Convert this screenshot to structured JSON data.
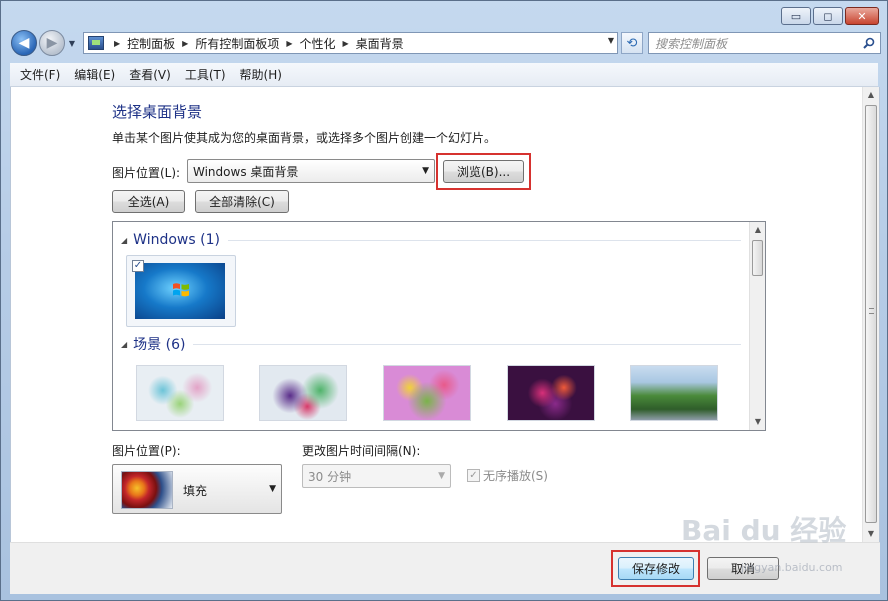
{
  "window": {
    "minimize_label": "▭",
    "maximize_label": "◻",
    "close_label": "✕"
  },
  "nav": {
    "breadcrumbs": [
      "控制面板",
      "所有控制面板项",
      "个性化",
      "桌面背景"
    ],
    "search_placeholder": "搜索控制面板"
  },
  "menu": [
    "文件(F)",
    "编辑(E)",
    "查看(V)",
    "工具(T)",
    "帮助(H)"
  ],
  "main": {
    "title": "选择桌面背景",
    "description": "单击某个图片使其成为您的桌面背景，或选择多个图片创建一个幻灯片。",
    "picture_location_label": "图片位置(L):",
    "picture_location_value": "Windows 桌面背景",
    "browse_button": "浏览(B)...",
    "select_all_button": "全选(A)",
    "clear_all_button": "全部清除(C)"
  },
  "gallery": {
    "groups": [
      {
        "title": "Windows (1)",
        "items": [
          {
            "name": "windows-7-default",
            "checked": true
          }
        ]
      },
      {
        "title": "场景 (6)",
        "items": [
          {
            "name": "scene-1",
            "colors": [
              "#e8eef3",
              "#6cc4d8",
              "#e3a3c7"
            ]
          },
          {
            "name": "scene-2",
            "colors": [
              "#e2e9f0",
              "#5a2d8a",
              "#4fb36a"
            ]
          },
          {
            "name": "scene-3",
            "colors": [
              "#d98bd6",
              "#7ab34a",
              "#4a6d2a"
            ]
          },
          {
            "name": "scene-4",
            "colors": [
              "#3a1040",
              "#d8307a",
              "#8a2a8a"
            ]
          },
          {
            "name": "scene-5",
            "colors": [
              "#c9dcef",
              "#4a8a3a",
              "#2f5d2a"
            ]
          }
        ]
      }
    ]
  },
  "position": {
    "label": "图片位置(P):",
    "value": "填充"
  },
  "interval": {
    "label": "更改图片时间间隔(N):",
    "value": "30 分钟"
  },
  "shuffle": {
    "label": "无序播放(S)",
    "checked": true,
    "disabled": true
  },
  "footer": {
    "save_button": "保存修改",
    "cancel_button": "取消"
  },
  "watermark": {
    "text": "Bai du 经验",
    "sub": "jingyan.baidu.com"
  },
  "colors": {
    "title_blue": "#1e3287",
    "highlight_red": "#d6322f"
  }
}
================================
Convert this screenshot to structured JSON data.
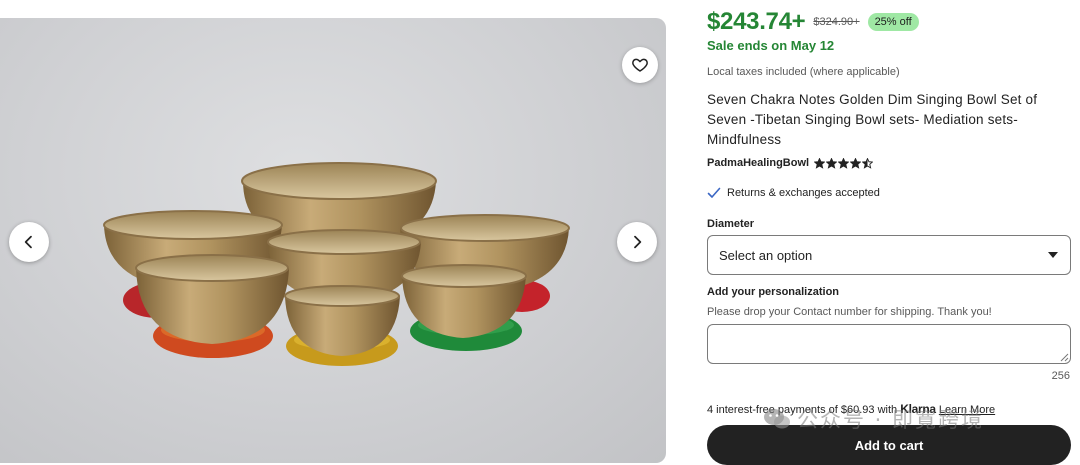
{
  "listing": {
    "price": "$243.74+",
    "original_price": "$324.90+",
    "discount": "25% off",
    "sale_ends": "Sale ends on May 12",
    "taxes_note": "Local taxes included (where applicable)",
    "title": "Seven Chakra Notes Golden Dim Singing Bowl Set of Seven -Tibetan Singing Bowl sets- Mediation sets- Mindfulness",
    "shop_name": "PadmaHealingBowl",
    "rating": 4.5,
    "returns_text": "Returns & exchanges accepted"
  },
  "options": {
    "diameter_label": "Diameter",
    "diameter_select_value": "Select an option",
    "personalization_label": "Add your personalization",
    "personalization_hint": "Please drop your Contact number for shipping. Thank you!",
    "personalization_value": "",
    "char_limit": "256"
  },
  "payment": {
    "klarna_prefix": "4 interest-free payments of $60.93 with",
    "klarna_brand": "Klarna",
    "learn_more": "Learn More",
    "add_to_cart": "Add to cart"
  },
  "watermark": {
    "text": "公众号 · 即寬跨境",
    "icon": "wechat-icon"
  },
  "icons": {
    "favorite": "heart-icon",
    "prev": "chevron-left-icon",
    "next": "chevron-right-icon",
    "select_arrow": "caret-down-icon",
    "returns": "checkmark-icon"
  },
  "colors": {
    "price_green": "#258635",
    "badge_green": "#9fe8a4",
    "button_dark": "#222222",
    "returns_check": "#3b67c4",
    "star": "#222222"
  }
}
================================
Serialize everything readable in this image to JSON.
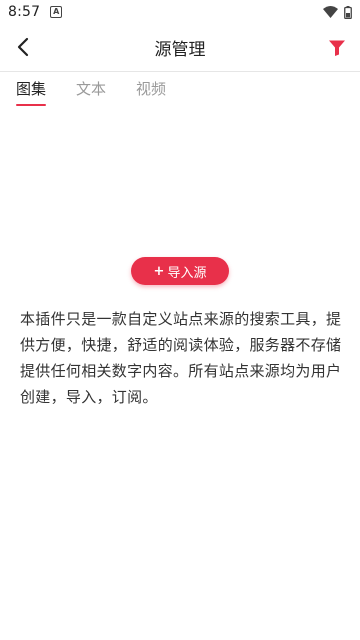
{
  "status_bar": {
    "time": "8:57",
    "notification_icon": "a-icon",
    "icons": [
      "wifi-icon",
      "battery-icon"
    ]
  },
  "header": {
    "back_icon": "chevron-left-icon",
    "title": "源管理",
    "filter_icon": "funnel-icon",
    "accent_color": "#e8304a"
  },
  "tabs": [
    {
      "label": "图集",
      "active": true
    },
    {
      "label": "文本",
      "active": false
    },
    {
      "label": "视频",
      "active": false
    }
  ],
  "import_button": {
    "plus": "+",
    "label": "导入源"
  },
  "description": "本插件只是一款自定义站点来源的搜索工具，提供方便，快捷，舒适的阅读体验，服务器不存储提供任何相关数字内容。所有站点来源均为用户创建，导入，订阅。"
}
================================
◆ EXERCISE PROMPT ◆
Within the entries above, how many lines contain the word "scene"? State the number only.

◆ ANSWER AREA ◆
5